_Stored data_

++++++++++

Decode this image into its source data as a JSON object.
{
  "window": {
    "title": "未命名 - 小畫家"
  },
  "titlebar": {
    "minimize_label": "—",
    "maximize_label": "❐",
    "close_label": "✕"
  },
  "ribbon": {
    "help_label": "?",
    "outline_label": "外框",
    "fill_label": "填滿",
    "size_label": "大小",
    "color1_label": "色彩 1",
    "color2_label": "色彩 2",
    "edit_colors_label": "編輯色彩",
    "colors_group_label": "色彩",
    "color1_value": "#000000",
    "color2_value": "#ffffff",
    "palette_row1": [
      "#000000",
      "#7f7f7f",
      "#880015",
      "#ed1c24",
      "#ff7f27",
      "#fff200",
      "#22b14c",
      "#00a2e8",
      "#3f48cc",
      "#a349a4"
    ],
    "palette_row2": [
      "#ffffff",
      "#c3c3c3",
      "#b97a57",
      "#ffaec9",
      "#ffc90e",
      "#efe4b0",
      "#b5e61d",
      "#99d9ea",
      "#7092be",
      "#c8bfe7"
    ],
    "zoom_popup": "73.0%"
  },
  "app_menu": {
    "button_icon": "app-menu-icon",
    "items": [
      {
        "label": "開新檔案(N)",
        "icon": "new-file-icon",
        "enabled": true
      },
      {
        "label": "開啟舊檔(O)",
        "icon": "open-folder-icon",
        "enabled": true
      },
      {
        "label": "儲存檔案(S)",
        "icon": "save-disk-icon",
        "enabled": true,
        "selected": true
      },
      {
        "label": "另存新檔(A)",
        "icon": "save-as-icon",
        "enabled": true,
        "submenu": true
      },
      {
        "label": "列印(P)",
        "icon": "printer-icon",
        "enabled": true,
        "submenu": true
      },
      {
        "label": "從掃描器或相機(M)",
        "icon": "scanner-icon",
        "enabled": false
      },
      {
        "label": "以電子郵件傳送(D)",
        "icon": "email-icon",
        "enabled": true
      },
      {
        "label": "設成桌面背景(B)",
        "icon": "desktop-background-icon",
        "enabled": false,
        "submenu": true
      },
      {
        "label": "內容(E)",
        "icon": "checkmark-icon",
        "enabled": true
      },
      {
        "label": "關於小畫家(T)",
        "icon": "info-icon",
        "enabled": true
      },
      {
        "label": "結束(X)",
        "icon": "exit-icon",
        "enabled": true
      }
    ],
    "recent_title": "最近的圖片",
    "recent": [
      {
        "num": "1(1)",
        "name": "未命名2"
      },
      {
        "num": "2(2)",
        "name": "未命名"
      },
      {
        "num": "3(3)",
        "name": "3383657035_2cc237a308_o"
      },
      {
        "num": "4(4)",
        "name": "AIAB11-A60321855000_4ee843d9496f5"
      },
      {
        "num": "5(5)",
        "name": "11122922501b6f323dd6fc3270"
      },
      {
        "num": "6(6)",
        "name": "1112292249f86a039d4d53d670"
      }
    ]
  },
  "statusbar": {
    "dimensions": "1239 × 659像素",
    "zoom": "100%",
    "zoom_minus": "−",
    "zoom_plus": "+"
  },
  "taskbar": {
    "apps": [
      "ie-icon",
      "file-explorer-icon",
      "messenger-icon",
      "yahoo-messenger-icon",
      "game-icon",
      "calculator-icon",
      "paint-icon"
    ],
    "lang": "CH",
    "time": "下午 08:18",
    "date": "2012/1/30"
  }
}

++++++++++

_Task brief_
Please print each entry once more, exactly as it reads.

_Solution for this exercise_
Decode this image into its source data as a JSON object.
{
  "window": {
    "title": "未命名 - 小畫家"
  },
  "titlebar": {
    "minimize_label": "—",
    "maximize_label": "❐",
    "close_label": "✕"
  },
  "ribbon": {
    "help_label": "?",
    "outline_label": "外框",
    "fill_label": "填滿",
    "size_label": "大小",
    "color1_label": "色彩 1",
    "color2_label": "色彩 2",
    "edit_colors_label": "編輯色彩",
    "colors_group_label": "色彩",
    "color1_value": "#000000",
    "color2_value": "#ffffff",
    "palette_row1": [
      "#000000",
      "#7f7f7f",
      "#880015",
      "#ed1c24",
      "#ff7f27",
      "#fff200",
      "#22b14c",
      "#00a2e8",
      "#3f48cc",
      "#a349a4"
    ],
    "palette_row2": [
      "#ffffff",
      "#c3c3c3",
      "#b97a57",
      "#ffaec9",
      "#ffc90e",
      "#efe4b0",
      "#b5e61d",
      "#99d9ea",
      "#7092be",
      "#c8bfe7"
    ],
    "zoom_popup": "73.0%"
  },
  "app_menu": {
    "button_icon": "app-menu-icon",
    "items": [
      {
        "label": "開新檔案(N)",
        "icon": "new-file-icon",
        "enabled": true
      },
      {
        "label": "開啟舊檔(O)",
        "icon": "open-folder-icon",
        "enabled": true
      },
      {
        "label": "儲存檔案(S)",
        "icon": "save-disk-icon",
        "enabled": true,
        "selected": true
      },
      {
        "label": "另存新檔(A)",
        "icon": "save-as-icon",
        "enabled": true,
        "submenu": true
      },
      {
        "label": "列印(P)",
        "icon": "printer-icon",
        "enabled": true,
        "submenu": true
      },
      {
        "label": "從掃描器或相機(M)",
        "icon": "scanner-icon",
        "enabled": false
      },
      {
        "label": "以電子郵件傳送(D)",
        "icon": "email-icon",
        "enabled": true
      },
      {
        "label": "設成桌面背景(B)",
        "icon": "desktop-background-icon",
        "enabled": false,
        "submenu": true
      },
      {
        "label": "內容(E)",
        "icon": "checkmark-icon",
        "enabled": true
      },
      {
        "label": "關於小畫家(T)",
        "icon": "info-icon",
        "enabled": true
      },
      {
        "label": "結束(X)",
        "icon": "exit-icon",
        "enabled": true
      }
    ],
    "recent_title": "最近的圖片",
    "recent": [
      {
        "num": "1(1)",
        "name": "未命名2"
      },
      {
        "num": "2(2)",
        "name": "未命名"
      },
      {
        "num": "3(3)",
        "name": "3383657035_2cc237a308_o"
      },
      {
        "num": "4(4)",
        "name": "AIAB11-A60321855000_4ee843d9496f5"
      },
      {
        "num": "5(5)",
        "name": "11122922501b6f323dd6fc3270"
      },
      {
        "num": "6(6)",
        "name": "1112292249f86a039d4d53d670"
      }
    ]
  },
  "statusbar": {
    "dimensions": "1239 × 659像素",
    "zoom": "100%",
    "zoom_minus": "−",
    "zoom_plus": "+"
  },
  "taskbar": {
    "apps": [
      "ie-icon",
      "file-explorer-icon",
      "messenger-icon",
      "yahoo-messenger-icon",
      "game-icon",
      "calculator-icon",
      "paint-icon"
    ],
    "lang": "CH",
    "time": "下午 08:18",
    "date": "2012/1/30"
  }
}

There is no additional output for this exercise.